hospitallity . . . feastes and entertainments’ were highlighted by the Recorder of London when he was presented to the Barons of the Exchequer on the latter occasion.68 Unexpected vicissitudes had to be dealt with at times too. The Bachelors of the Merchant Taylors’ Company had to contribute more than usual in 1605, when Leonard Holliday’s Show was repeated on All Saints Day in November owing to ‘very wett and fowle weather’. Further costs on this occasion included ‘repayring the Pageant, and the rest of the other shewes’, rebuying the apparel for the child actors

in Pageantry and power
Open Access (free)
Jonathan Atkin

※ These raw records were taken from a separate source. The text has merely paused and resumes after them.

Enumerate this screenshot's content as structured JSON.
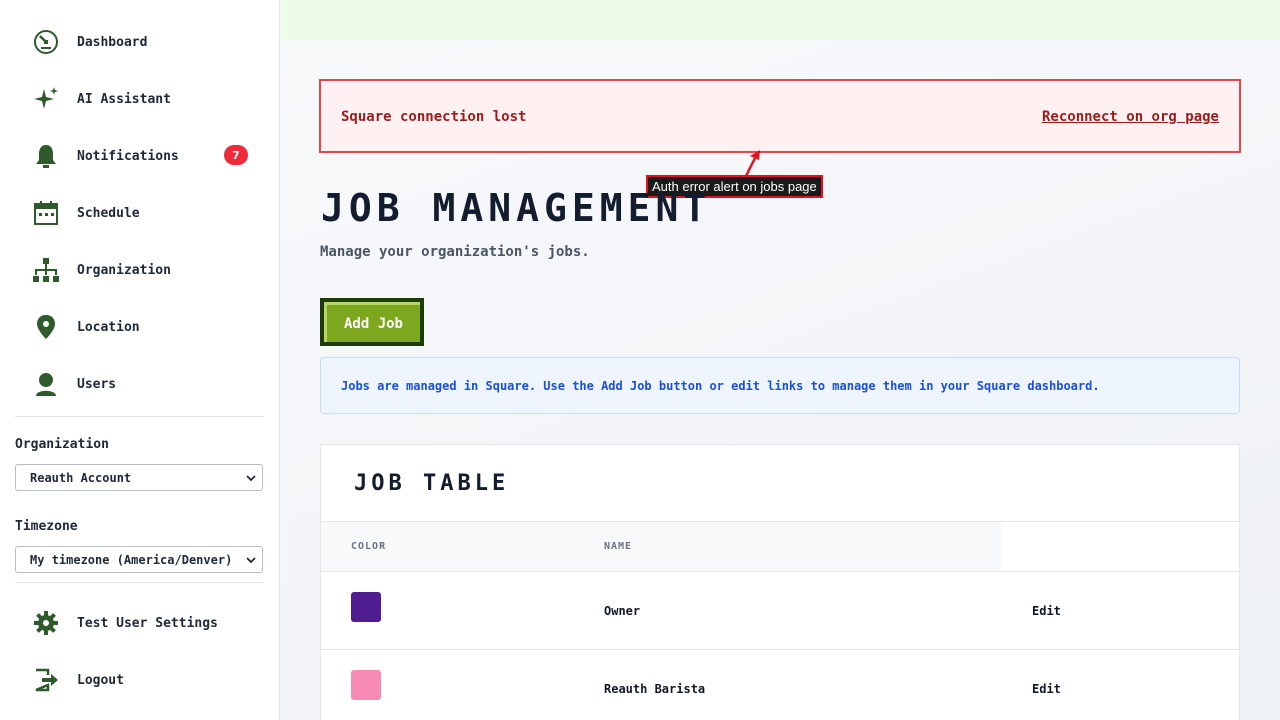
{
  "sidebar": {
    "items": [
      {
        "label": "Dashboard",
        "icon": "dashboard-icon"
      },
      {
        "label": "AI Assistant",
        "icon": "sparkle-icon"
      },
      {
        "label": "Notifications",
        "icon": "bell-icon",
        "badge": "7"
      },
      {
        "label": "Schedule",
        "icon": "calendar-icon"
      },
      {
        "label": "Organization",
        "icon": "org-chart-icon"
      },
      {
        "label": "Location",
        "icon": "location-pin-icon"
      },
      {
        "label": "Users",
        "icon": "user-icon"
      }
    ],
    "organization": {
      "label": "Organization",
      "value": "Reauth Account"
    },
    "timezone": {
      "label": "Timezone",
      "value": "My timezone (America/Denver)"
    },
    "footer_items": [
      {
        "label": "Test User Settings",
        "icon": "gear-icon"
      },
      {
        "label": "Logout",
        "icon": "logout-icon"
      }
    ]
  },
  "alert": {
    "message": "Square connection lost",
    "link": "Reconnect on org page",
    "annotation": "Auth error alert on jobs page"
  },
  "page": {
    "title": "JOB MANAGEMENT",
    "subtitle": "Manage your organization's jobs.",
    "add_button": "Add Job",
    "info": "Jobs are managed in Square. Use the Add Job button or edit links to manage them in your Square dashboard."
  },
  "table": {
    "title": "JOB TABLE",
    "columns": [
      "COLOR",
      "NAME"
    ],
    "rows": [
      {
        "color": "#4f1d8f",
        "name": "Owner",
        "action": "Edit"
      },
      {
        "color": "#f78bb5",
        "name": "Reauth Barista",
        "action": "Edit"
      }
    ]
  },
  "colors": {
    "accent_green": "#7da71e",
    "alert_red": "#e0474f",
    "badge_red": "#ef2a3a",
    "icon_green": "#2f5a2c"
  }
}
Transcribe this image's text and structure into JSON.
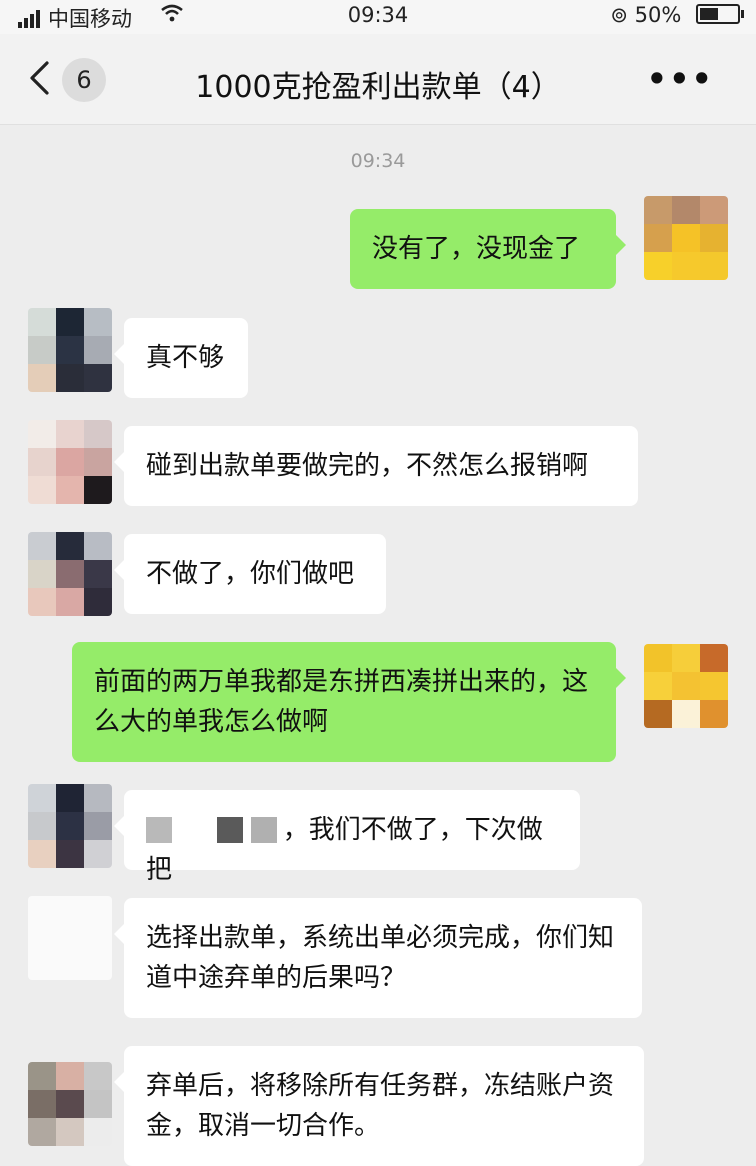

Keynes working from within was his influence on the original Military Service Bill. As Vanessa Bell reported to Roger Fry in early January 1916: Maynard came for the weekend … He held out hopes of a conscience clause. The bill had first been drafted without one then Reginald McKenna [the Chancellor of the Exchequer] put one in but Maynard thought that it would only do for Quakers and made him change it.33 To a certain extent, Keynes also remained at the Treasury in the hope and expectation that the war would soon be over, particularly after President Wilson’s envoys

in A war of individuals
Sukanta Chaudhuri

] revenue records of the exchequer; hence any books of accounts, but with an obvious connotation of evil. The poet is neither a borrower nor a lender, hence enjoys peace of mind. 11 wash] swim, bathe (OED 6c). 2 faithful fild Content] secure and total content. Bradner reads fild as ‘field’, i.e., ‘Content with his faithful (trusty, reliable) field’. 6-7 i.e. Honey was not adulterated with wine. 8 Serike shining flise] silk. Serica, identifiable with China, was conceived by Europeans as the source of silk. 9 tirius venom die] purple dye vended by the merchants of Tyre. Cf

in Pastoral poetry of the English Renaissance